We got extra support to our crew with these wonderful volunteers, Kat and Kim, who got down and dirty, propagating and transplanting many Leucaena leucephala.
Leucaena leucephala is an excellent pioneer. Pioneers are the first generation plants that come up after fires or in other such ravaged landscapes. They are usually legumes that fix their own Nitrogen, revitalizing the soil for further plant growth. We, as permaculturalists, intend to mimic this natural process by planting masses of pioneers for the initial regeneration of our land from monoculture to a thriving natural system.
Leucaena bosts many advantages.

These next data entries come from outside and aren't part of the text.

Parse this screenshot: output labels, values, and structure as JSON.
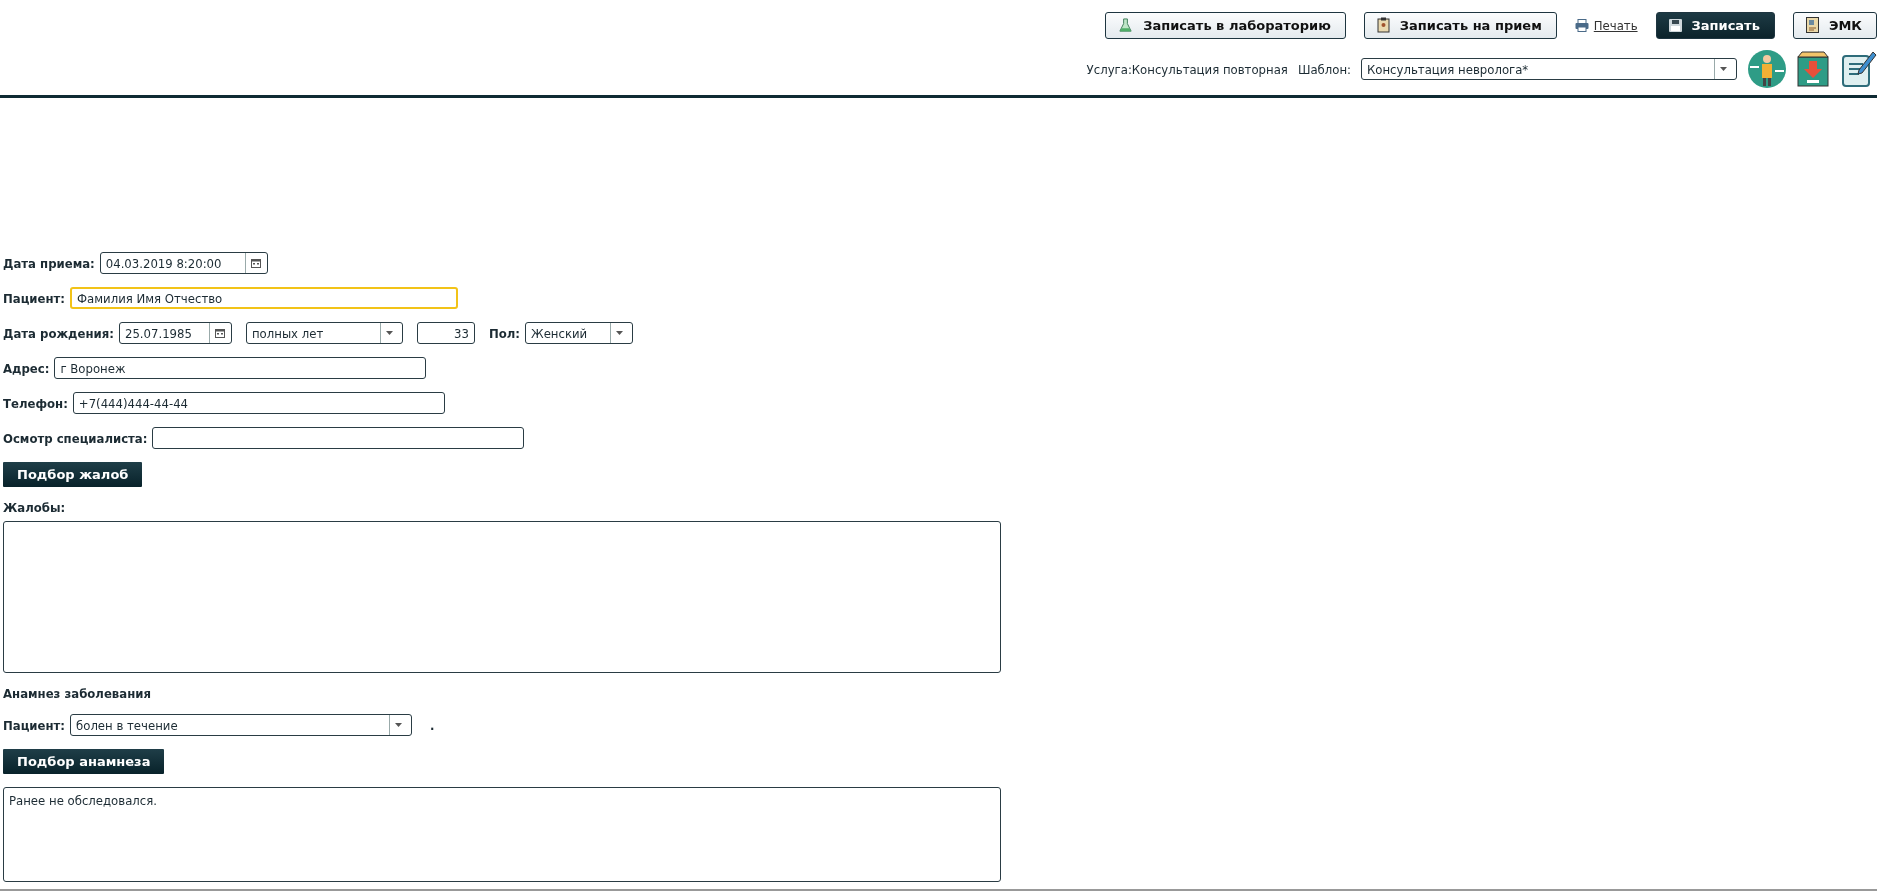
{
  "toolbar": {
    "buttons": [
      {
        "label": "Записать в лабораторию",
        "kind": "flask"
      },
      {
        "label": "Записать на прием",
        "kind": "clipboard"
      },
      {
        "label": "Печать",
        "kind": "print"
      },
      {
        "label": "Записать",
        "kind": "save"
      },
      {
        "label": "ЭМК",
        "kind": "card"
      }
    ]
  },
  "service": {
    "text": "Услуга:Консультация повторная"
  },
  "template": {
    "label": "Шаблон:",
    "value": "Консультация невролога*"
  },
  "form": {
    "visit_date": {
      "label": "Дата приема:",
      "value": "04.03.2019  8:20:00"
    },
    "patient": {
      "label": "Пациент:",
      "value": "Фамилия Имя Отчество",
      "focused": true
    },
    "birth_date": {
      "label": "Дата рождения:",
      "value": "25.07.1985",
      "age_unit": "полных лет",
      "age": "33"
    },
    "sex": {
      "label": "Пол:",
      "value": "Женский"
    },
    "address": {
      "label": "Адрес:",
      "value": "г Воронеж"
    },
    "phone": {
      "label": "Телефон:",
      "value": "+7(444)444-44-44"
    },
    "specialist_exam": {
      "label": "Осмотр специалиста:"
    },
    "complaints_button": "Подбор жалоб",
    "complaints": {
      "label": "Жалобы:"
    },
    "anamnesis_title": "Анамнез заболевания",
    "anamnesis_patient": {
      "label": "Пациент:",
      "value": "болен в течение",
      "suffix": "."
    },
    "anamnesis_button": "Подбор анамнеза",
    "anamnesis": {
      "value": "Ранее не обследовался."
    }
  }
}
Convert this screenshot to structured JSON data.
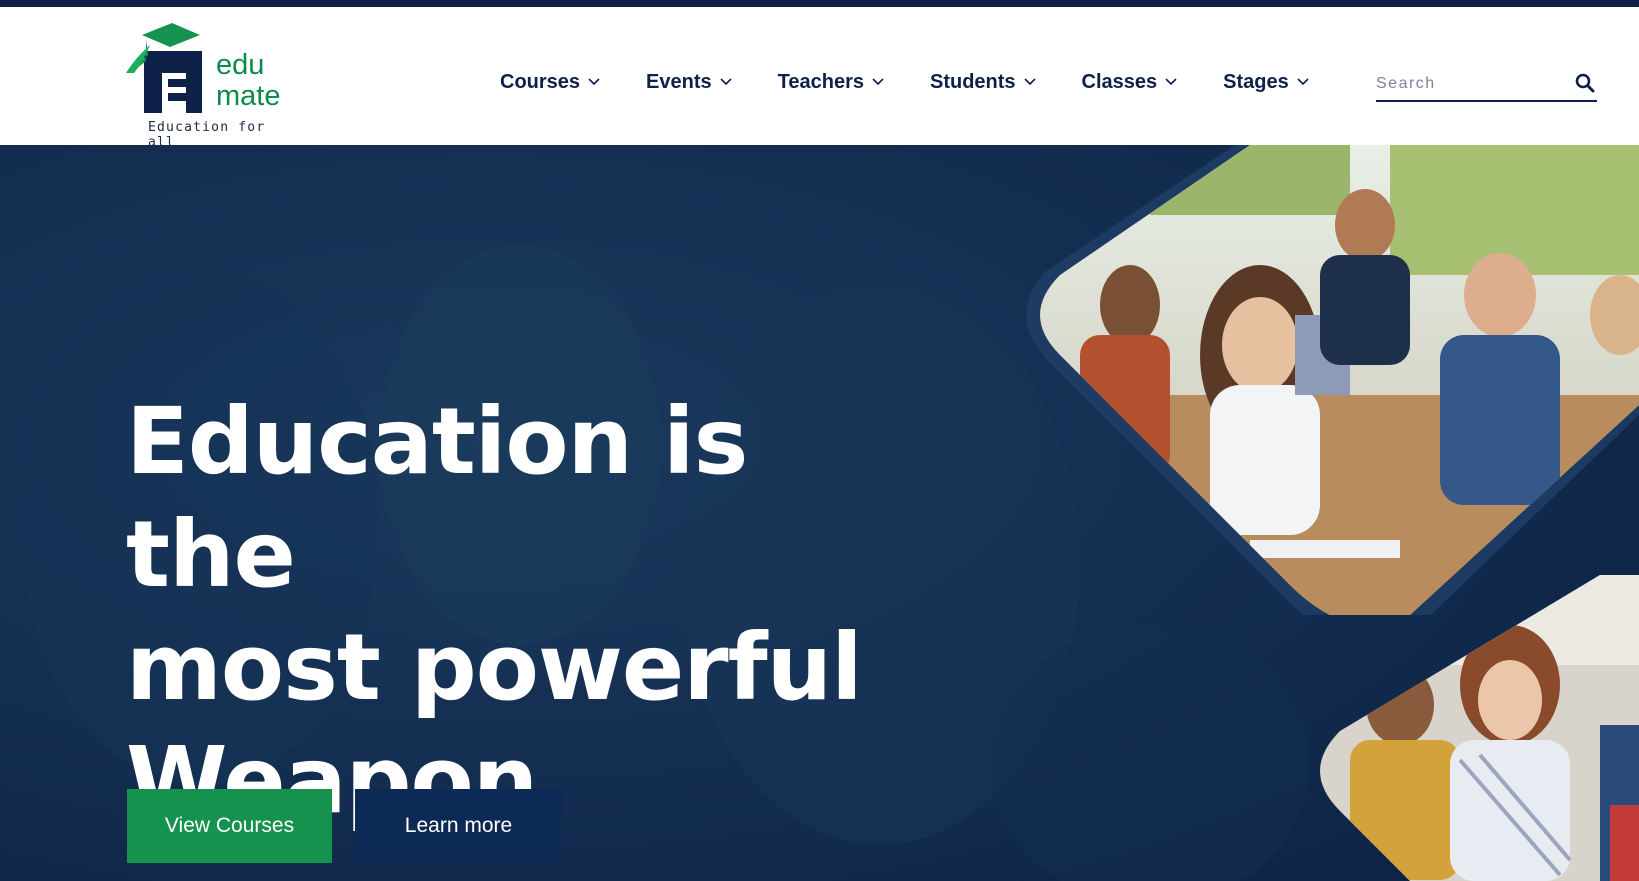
{
  "brand": {
    "name_line1": "edu",
    "name_line2": "mate",
    "tagline": "Education for all",
    "colors": {
      "primary": "#0d2149",
      "green": "#15924d",
      "hero_bg": "#102a4d"
    }
  },
  "nav": {
    "items": [
      {
        "label": "Courses",
        "icon": "chevron-down-icon"
      },
      {
        "label": "Events",
        "icon": "chevron-down-icon"
      },
      {
        "label": "Teachers",
        "icon": "chevron-down-icon"
      },
      {
        "label": "Students",
        "icon": "chevron-down-icon"
      },
      {
        "label": "Classes",
        "icon": "chevron-down-icon"
      },
      {
        "label": "Stages",
        "icon": "chevron-down-icon"
      }
    ]
  },
  "search": {
    "placeholder": "Search",
    "value": "",
    "icon": "search-icon"
  },
  "hero": {
    "headline_lines": [
      "Education is the",
      "most powerful",
      "Weapon"
    ],
    "primary_button": "View Courses",
    "secondary_button": "Learn more"
  }
}
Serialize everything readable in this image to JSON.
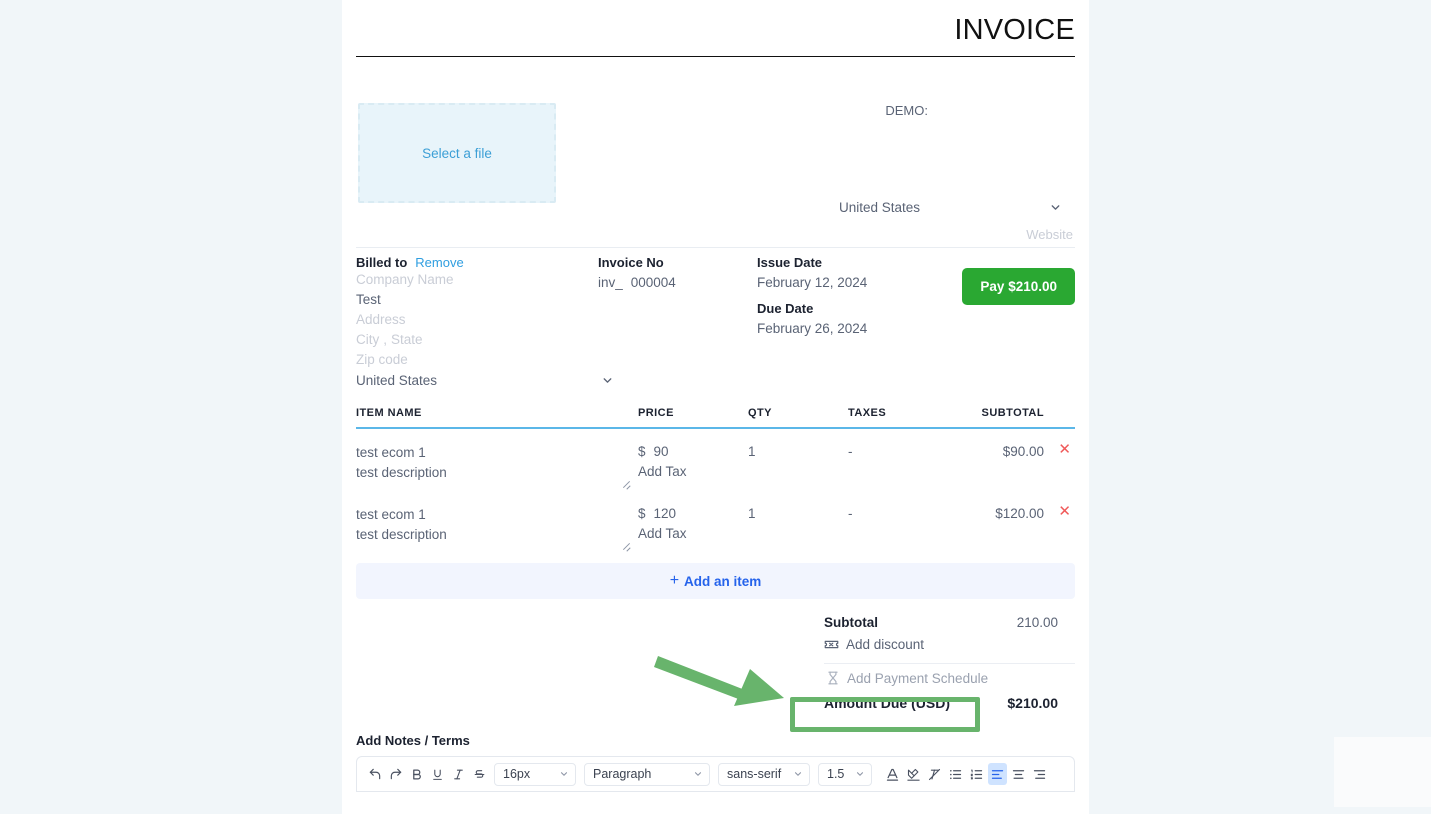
{
  "document": {
    "title": "INVOICE"
  },
  "header": {
    "logo_placeholder": "Select a file",
    "demo_label": "DEMO:",
    "country": "United States",
    "website_placeholder": "Website"
  },
  "billed_to": {
    "heading": "Billed to",
    "remove_label": "Remove",
    "company_placeholder": "Company Name",
    "contact_name": "Test",
    "address_placeholder": "Address",
    "city_placeholder": "City",
    "comma": ",",
    "state_placeholder": "State",
    "zip_placeholder": "Zip code",
    "country": "United States"
  },
  "meta": {
    "invoice_no_label": "Invoice No",
    "invoice_no_prefix": "inv_",
    "invoice_no_value": "000004",
    "issue_date_label": "Issue Date",
    "issue_date_value": "February 12, 2024",
    "due_date_label": "Due Date",
    "due_date_value": "February 26, 2024",
    "pay_button": "Pay $210.00"
  },
  "items_table": {
    "columns": [
      "ITEM NAME",
      "PRICE",
      "QTY",
      "TAXES",
      "SUBTOTAL"
    ],
    "rows": [
      {
        "name": "test ecom 1",
        "description": "test description",
        "currency": "$",
        "price": "90",
        "add_tax": "Add Tax",
        "qty": "1",
        "taxes": "-",
        "subtotal": "$90.00",
        "delete": "✕"
      },
      {
        "name": "test ecom 1",
        "description": "test description",
        "currency": "$",
        "price": "120",
        "add_tax": "Add Tax",
        "qty": "1",
        "taxes": "-",
        "subtotal": "$120.00",
        "delete": "✕"
      }
    ],
    "add_item_label": "Add an item",
    "add_item_plus": "+"
  },
  "totals": {
    "subtotal_label": "Subtotal",
    "subtotal_value": "210.00",
    "add_discount_label": "Add discount",
    "add_payment_schedule_label": "Add Payment Schedule",
    "amount_due_label": "Amount Due (USD)",
    "amount_due_value": "$210.00"
  },
  "notes": {
    "label": "Add Notes / Terms"
  },
  "editor_toolbar": {
    "font_size": "16px",
    "block_format": "Paragraph",
    "font_family": "sans-serif",
    "line_height": "1.5",
    "buttons": [
      "undo",
      "redo",
      "bold",
      "underline",
      "italic",
      "strikethrough",
      "text-color",
      "highlight-color",
      "clear-format",
      "bullet-list",
      "numbered-list",
      "align-left",
      "align-center",
      "align-right"
    ],
    "active_button": "align-left"
  },
  "annotation": {
    "arrow_color": "#68b46c",
    "highlight_color": "#68b46c",
    "target": "Add Payment Schedule"
  },
  "colors": {
    "page_background": "#f1f6f9",
    "card_background": "#ffffff",
    "accent_blue": "#2563eb",
    "link_blue": "#2f9ee0",
    "table_rule": "#5bb7e8",
    "pay_green": "#2aa832",
    "delete_red": "#f05a5a",
    "muted_text": "#5a6375",
    "placeholder_text": "#c9cdd6"
  }
}
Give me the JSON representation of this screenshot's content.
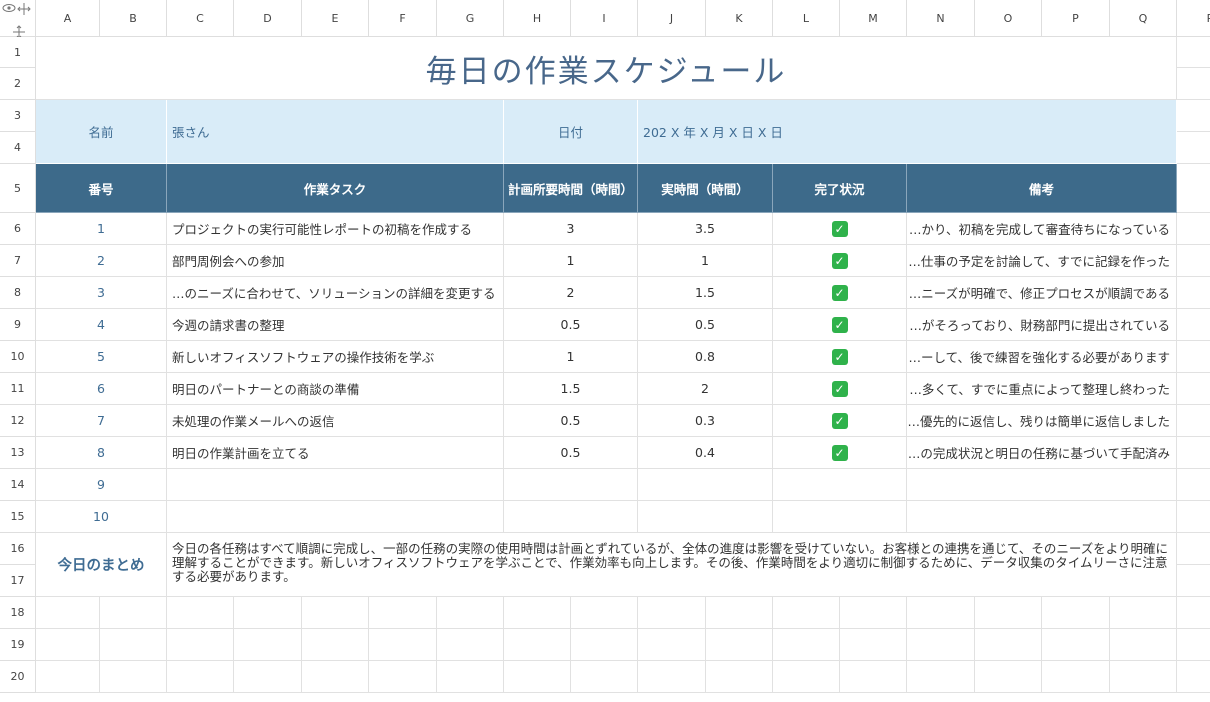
{
  "columns": [
    "A",
    "B",
    "C",
    "D",
    "E",
    "F",
    "G",
    "H",
    "I",
    "J",
    "K",
    "L",
    "M",
    "N",
    "O",
    "P",
    "Q",
    "R"
  ],
  "rows": [
    "1",
    "2",
    "3",
    "4",
    "5",
    "6",
    "7",
    "8",
    "9",
    "10",
    "11",
    "12",
    "13",
    "14",
    "15",
    "16",
    "17",
    "18",
    "19",
    "20"
  ],
  "title": "毎日の作業スケジュール",
  "info": {
    "name_label": "名前",
    "name_value": "張さん",
    "date_label": "日付",
    "date_value": "202 X 年 X 月 X 日 X 日"
  },
  "headers": {
    "no": "番号",
    "task": "作業タスク",
    "planned": "計画所要時間（時間）",
    "actual": "実時間（時間）",
    "status": "完了状況",
    "remarks": "備考"
  },
  "tasks": [
    {
      "no": "1",
      "task": "プロジェクトの実行可能性レポートの初稿を作成する",
      "planned": "3",
      "actual": "3.5",
      "done": "✓",
      "remark": "…かり、初稿を完成して審査待ちになっている"
    },
    {
      "no": "2",
      "task": "部門周例会への参加",
      "planned": "1",
      "actual": "1",
      "done": "✓",
      "remark": "…仕事の予定を討論して、すでに記録を作った"
    },
    {
      "no": "3",
      "task": "…のニーズに合わせて、ソリューションの詳細を変更する",
      "planned": "2",
      "actual": "1.5",
      "done": "✓",
      "remark": "…ニーズが明確で、修正プロセスが順調である"
    },
    {
      "no": "4",
      "task": "今週の請求書の整理",
      "planned": "0.5",
      "actual": "0.5",
      "done": "✓",
      "remark": "…がそろっており、財務部門に提出されている"
    },
    {
      "no": "5",
      "task": "新しいオフィスソフトウェアの操作技術を学ぶ",
      "planned": "1",
      "actual": "0.8",
      "done": "✓",
      "remark": "…ーして、後で練習を強化する必要があります"
    },
    {
      "no": "6",
      "task": "明日のパートナーとの商談の準備",
      "planned": "1.5",
      "actual": "2",
      "done": "✓",
      "remark": "…多くて、すでに重点によって整理し終わった"
    },
    {
      "no": "7",
      "task": "未処理の作業メールへの返信",
      "planned": "0.5",
      "actual": "0.3",
      "done": "✓",
      "remark": "…優先的に返信し、残りは簡単に返信しました"
    },
    {
      "no": "8",
      "task": "明日の作業計画を立てる",
      "planned": "0.5",
      "actual": "0.4",
      "done": "✓",
      "remark": "…の完成状況と明日の任務に基づいて手配済み"
    },
    {
      "no": "9",
      "task": "",
      "planned": "",
      "actual": "",
      "done": "",
      "remark": ""
    },
    {
      "no": "10",
      "task": "",
      "planned": "",
      "actual": "",
      "done": "",
      "remark": ""
    }
  ],
  "summary": {
    "label": "今日のまとめ",
    "text": "今日の各任務はすべて順調に完成し、一部の任務の実際の使用時間は計画とずれているが、全体の進度は影響を受けていない。お客様との連携を通じて、そのニーズをより明確に理解することができます。新しいオフィスソフトウェアを学ぶことで、作業効率も向上します。その後、作業時間をより適切に制御するために、データ収集のタイムリーさに注意する必要があります。"
  },
  "colors": {
    "title": "#48678a",
    "info_bg": "#d9ecf8",
    "header_bg": "#3d6a8a",
    "check_bg": "#2fb24b"
  }
}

As a legume, it fixes Nitrogen. Its the perfect chop and drop mulch plant. Its growth is rapid even in poor soils. It is also an excellent source of fodder for animals. And its green seeds and young shoots are edible for humans as well.
Propagation: Leucaena seeds require scarification in order to germinate. So before planting the seeds, let them simmer in a pot of water for 3 min at 80 degrees. This mimics the processes a seed goes through in a fire or a bird’s digestive tract. In effect, we are tricking the seed into believing it has been through one of these processes, but really we are just creating the conditions for germination. By softening the shell of the seed with heat, we are facilitating the seed’s germination.
So thanks again ladies!